biological (drawings were made of human remains found with the objects, 
but the whereabouts of the remains are unknown), kinship, 
archeological, folklore, oral tradition, historical, and expert 
opinion. This decision was informed by information gathered from 
multiple rounds of face-to-face and written tribal consultations that 
took place in 2018, 2019, and 2020; artifact analysis; provenance 
research; and a thorough review of archeological, ethnographic, and 
oral historical literature.
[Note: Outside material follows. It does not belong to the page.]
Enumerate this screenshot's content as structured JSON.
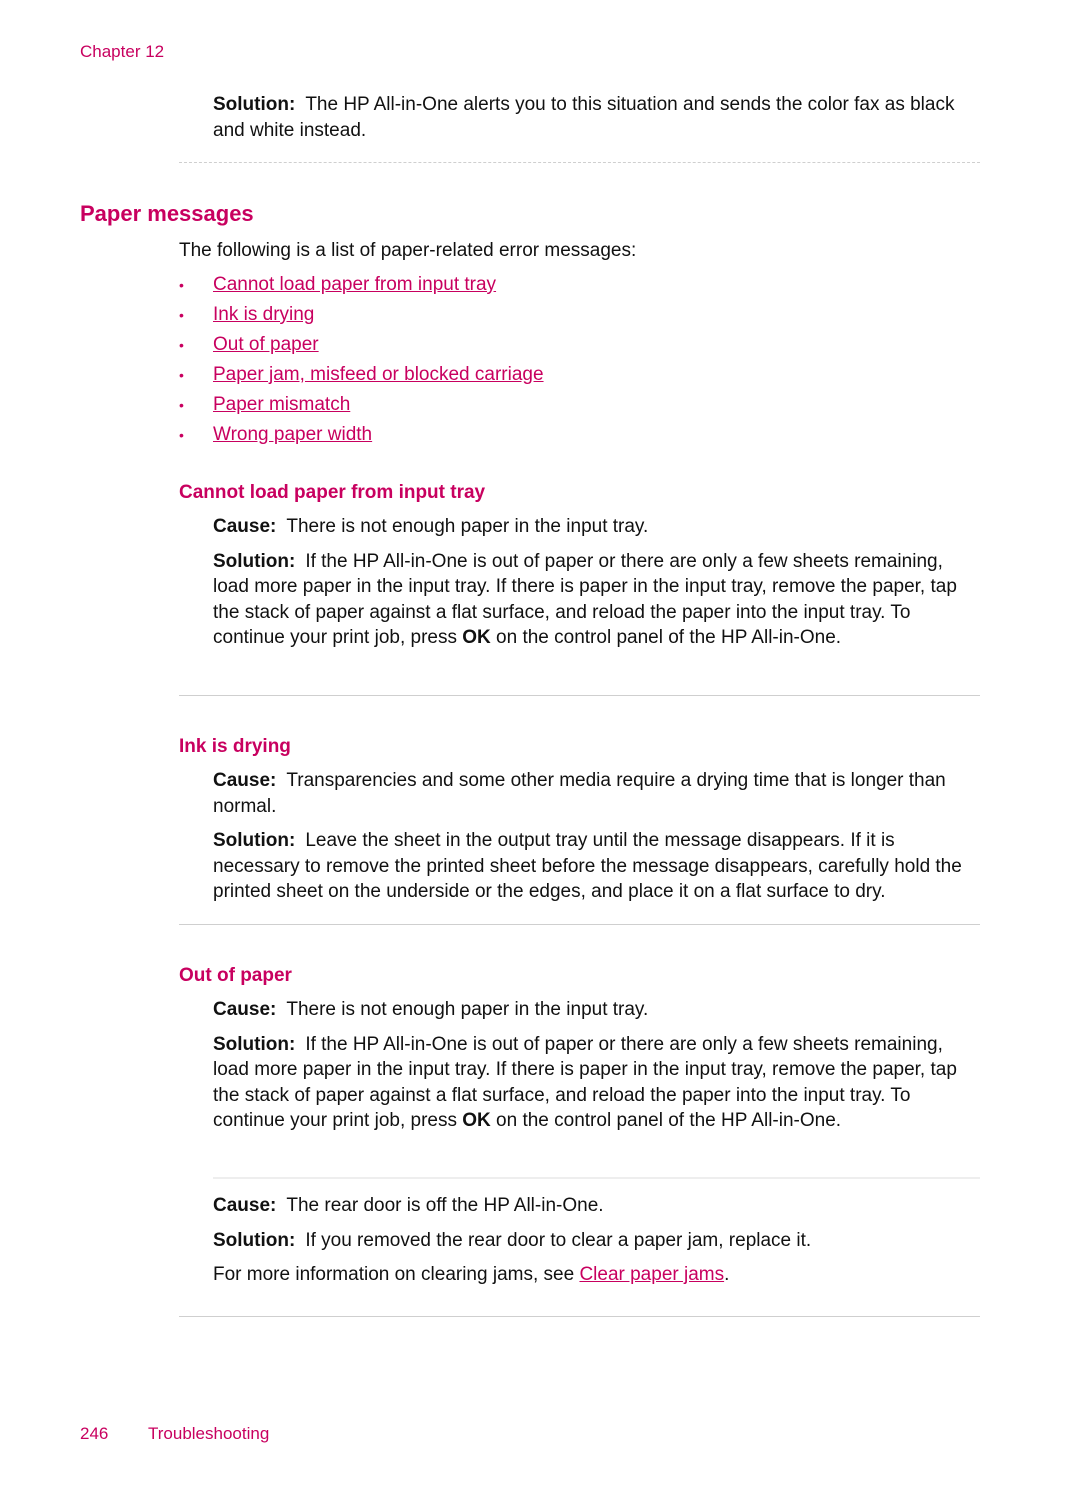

Ancestral Puebloan ceramic typologies 
helped to identify technological traditions, as well as chronological 
and geographical attributes of ceramic manufacture.

Determinations Made by Fort Lewis College

    Officials of the Fort Lewis College, have determined that:
     Pursuant to 25 U.S.C. 3001(3)(B), the 248 cultural items 
described above are reasonably believed to have been placed with or 
near individual human remains at the time of death or later as part of 
the death rite or ceremony and are believed, by a preponderance of the 
evidence, to have been removed from specific burial sites of Native 
American individuals.
     Pursuant to 25 U.S.C. 3001(2), there is a relationship of 
shared group identity that can be reasonably traced between the 
unassociated funerary objects and the Pueblo of Acoma, New Mexico.

Additional Requestors and Disposition

    Lineal descendants or representatives of any Indian Tribe or Native 
Hawaiian organization not identified in this notice who wish to claim 
these cultural items should submit a written request with information 
in support of the claim to Kathleen S. Fine-Dare, Ph.D., Tribal 
Liaison, Fort Lewis College, 1000 Rim

[[Page 15255]]

Drive, Durango, CO 81301, telephone (970) 247-7438, email 
[email protected], by April 21, 2021. After that date, if no 
additional claimants have come forward, transfer of control of the 
unassociated funerary objects to the Pueblo of Acoma, New Mexico may 
proceed.
    Fort Lewis College, via the NAGPRA Liaison, is responsible for 
notifying the Pueblo of Acoma, New Mexico that this notice has been 
published.

    Dated: March 4, 2021.
Melanie O'Brien,
Manager, National NAGPRA Program.
[FR Doc. 2021-05886 Filed 3-19-21; 8:45 am]
BILLING CODE 4312-52-P